▶
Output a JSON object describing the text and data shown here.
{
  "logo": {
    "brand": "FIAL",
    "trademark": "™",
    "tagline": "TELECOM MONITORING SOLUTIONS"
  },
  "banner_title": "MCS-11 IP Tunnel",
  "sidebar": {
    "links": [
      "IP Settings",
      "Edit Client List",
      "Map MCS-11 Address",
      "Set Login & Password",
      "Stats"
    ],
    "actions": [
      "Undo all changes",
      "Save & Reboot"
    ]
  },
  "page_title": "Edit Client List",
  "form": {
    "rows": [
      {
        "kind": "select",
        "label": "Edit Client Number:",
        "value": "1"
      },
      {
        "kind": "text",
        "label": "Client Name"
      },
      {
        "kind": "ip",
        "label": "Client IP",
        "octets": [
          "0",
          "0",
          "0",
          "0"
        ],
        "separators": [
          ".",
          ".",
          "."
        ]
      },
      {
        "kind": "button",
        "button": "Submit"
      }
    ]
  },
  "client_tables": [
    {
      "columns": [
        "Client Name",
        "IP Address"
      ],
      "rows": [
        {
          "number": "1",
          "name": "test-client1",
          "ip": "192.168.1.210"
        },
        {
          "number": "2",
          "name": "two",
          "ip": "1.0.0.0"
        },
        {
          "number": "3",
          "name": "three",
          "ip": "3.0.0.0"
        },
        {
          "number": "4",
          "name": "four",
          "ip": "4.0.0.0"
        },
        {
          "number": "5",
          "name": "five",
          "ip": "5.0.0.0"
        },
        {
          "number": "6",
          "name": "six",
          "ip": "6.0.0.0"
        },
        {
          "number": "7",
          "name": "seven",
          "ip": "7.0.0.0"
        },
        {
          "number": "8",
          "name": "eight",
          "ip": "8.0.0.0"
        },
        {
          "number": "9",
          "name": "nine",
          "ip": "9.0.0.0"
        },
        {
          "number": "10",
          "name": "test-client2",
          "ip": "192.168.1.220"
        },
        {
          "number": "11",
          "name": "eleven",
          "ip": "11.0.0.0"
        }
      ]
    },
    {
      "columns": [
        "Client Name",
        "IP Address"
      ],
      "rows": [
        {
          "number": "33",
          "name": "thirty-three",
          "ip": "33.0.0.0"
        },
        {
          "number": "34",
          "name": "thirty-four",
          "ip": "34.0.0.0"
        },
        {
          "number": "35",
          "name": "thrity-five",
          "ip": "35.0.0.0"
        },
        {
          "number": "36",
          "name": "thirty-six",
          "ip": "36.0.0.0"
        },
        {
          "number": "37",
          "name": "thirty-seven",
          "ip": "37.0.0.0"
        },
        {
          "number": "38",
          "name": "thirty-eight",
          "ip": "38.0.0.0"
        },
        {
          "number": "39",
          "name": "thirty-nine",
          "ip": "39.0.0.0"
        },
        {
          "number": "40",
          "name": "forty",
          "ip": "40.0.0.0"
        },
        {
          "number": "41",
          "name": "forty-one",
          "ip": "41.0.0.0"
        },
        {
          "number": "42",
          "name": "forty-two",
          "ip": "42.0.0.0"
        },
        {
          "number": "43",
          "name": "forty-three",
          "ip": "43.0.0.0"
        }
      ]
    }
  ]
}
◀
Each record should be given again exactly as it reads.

Output a JSON object describing the text and data shown here.
{
  "logo": {
    "brand": "FIAL",
    "trademark": "™",
    "tagline": "TELECOM MONITORING SOLUTIONS"
  },
  "banner_title": "MCS-11 IP Tunnel",
  "sidebar": {
    "links": [
      "IP Settings",
      "Edit Client List",
      "Map MCS-11 Address",
      "Set Login & Password",
      "Stats"
    ],
    "actions": [
      "Undo all changes",
      "Save & Reboot"
    ]
  },
  "page_title": "Edit Client List",
  "form": {
    "rows": [
      {
        "kind": "select",
        "label": "Edit Client Number:",
        "value": "1"
      },
      {
        "kind": "text",
        "label": "Client Name"
      },
      {
        "kind": "ip",
        "label": "Client IP",
        "octets": [
          "0",
          "0",
          "0",
          "0"
        ],
        "separators": [
          ".",
          ".",
          "."
        ]
      },
      {
        "kind": "button",
        "button": "Submit"
      }
    ]
  },
  "client_tables": [
    {
      "columns": [
        "Client Name",
        "IP Address"
      ],
      "rows": [
        {
          "number": "1",
          "name": "test-client1",
          "ip": "192.168.1.210"
        },
        {
          "number": "2",
          "name": "two",
          "ip": "1.0.0.0"
        },
        {
          "number": "3",
          "name": "three",
          "ip": "3.0.0.0"
        },
        {
          "number": "4",
          "name": "four",
          "ip": "4.0.0.0"
        },
        {
          "number": "5",
          "name": "five",
          "ip": "5.0.0.0"
        },
        {
          "number": "6",
          "name": "six",
          "ip": "6.0.0.0"
        },
        {
          "number": "7",
          "name": "seven",
          "ip": "7.0.0.0"
        },
        {
          "number": "8",
          "name": "eight",
          "ip": "8.0.0.0"
        },
        {
          "number": "9",
          "name": "nine",
          "ip": "9.0.0.0"
        },
        {
          "number": "10",
          "name": "test-client2",
          "ip": "192.168.1.220"
        },
        {
          "number": "11",
          "name": "eleven",
          "ip": "11.0.0.0"
        }
      ]
    },
    {
      "columns": [
        "Client Name",
        "IP Address"
      ],
      "rows": [
        {
          "number": "33",
          "name": "thirty-three",
          "ip": "33.0.0.0"
        },
        {
          "number": "34",
          "name": "thirty-four",
          "ip": "34.0.0.0"
        },
        {
          "number": "35",
          "name": "thrity-five",
          "ip": "35.0.0.0"
        },
        {
          "number": "36",
          "name": "thirty-six",
          "ip": "36.0.0.0"
        },
        {
          "number": "37",
          "name": "thirty-seven",
          "ip": "37.0.0.0"
        },
        {
          "number": "38",
          "name": "thirty-eight",
          "ip": "38.0.0.0"
        },
        {
          "number": "39",
          "name": "thirty-nine",
          "ip": "39.0.0.0"
        },
        {
          "number": "40",
          "name": "forty",
          "ip": "40.0.0.0"
        },
        {
          "number": "41",
          "name": "forty-one",
          "ip": "41.0.0.0"
        },
        {
          "number": "42",
          "name": "forty-two",
          "ip": "42.0.0.0"
        },
        {
          "number": "43",
          "name": "forty-three",
          "ip": "43.0.0.0"
        }
      ]
    }
  ]
}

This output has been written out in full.